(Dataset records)

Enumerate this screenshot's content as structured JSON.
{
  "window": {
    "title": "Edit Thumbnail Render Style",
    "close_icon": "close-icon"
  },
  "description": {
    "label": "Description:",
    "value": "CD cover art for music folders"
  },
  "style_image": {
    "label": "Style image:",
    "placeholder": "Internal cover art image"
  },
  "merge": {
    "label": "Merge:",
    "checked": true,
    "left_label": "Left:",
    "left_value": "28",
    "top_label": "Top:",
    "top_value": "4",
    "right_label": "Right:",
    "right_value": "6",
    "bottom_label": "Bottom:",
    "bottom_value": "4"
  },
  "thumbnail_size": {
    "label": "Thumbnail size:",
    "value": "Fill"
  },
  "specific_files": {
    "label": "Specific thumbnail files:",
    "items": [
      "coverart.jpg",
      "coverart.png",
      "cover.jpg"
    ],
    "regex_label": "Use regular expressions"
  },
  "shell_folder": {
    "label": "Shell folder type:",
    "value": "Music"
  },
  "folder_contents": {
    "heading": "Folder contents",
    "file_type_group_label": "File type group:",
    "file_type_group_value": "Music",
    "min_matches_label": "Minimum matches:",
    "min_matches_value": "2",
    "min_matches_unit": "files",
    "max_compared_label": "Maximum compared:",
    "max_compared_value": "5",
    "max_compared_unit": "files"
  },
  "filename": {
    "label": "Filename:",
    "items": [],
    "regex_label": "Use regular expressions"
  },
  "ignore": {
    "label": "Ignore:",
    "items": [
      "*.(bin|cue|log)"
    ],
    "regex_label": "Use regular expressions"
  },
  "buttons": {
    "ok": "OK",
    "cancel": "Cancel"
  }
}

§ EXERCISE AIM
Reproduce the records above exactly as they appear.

§ RESULT OF THIS EXERCISE
Enumerate this screenshot's content as structured JSON.
{
  "window": {
    "title": "Edit Thumbnail Render Style",
    "close_icon": "close-icon"
  },
  "description": {
    "label": "Description:",
    "value": "CD cover art for music folders"
  },
  "style_image": {
    "label": "Style image:",
    "placeholder": "Internal cover art image"
  },
  "merge": {
    "label": "Merge:",
    "checked": true,
    "left_label": "Left:",
    "left_value": "28",
    "top_label": "Top:",
    "top_value": "4",
    "right_label": "Right:",
    "right_value": "6",
    "bottom_label": "Bottom:",
    "bottom_value": "4"
  },
  "thumbnail_size": {
    "label": "Thumbnail size:",
    "value": "Fill"
  },
  "specific_files": {
    "label": "Specific thumbnail files:",
    "items": [
      "coverart.jpg",
      "coverart.png",
      "cover.jpg"
    ],
    "regex_label": "Use regular expressions"
  },
  "shell_folder": {
    "label": "Shell folder type:",
    "value": "Music"
  },
  "folder_contents": {
    "heading": "Folder contents",
    "file_type_group_label": "File type group:",
    "file_type_group_value": "Music",
    "min_matches_label": "Minimum matches:",
    "min_matches_value": "2",
    "min_matches_unit": "files",
    "max_compared_label": "Maximum compared:",
    "max_compared_value": "5",
    "max_compared_unit": "files"
  },
  "filename": {
    "label": "Filename:",
    "items": [],
    "regex_label": "Use regular expressions"
  },
  "ignore": {
    "label": "Ignore:",
    "items": [
      "*.(bin|cue|log)"
    ],
    "regex_label": "Use regular expressions"
  },
  "buttons": {
    "ok": "OK",
    "cancel": "Cancel"
  }
}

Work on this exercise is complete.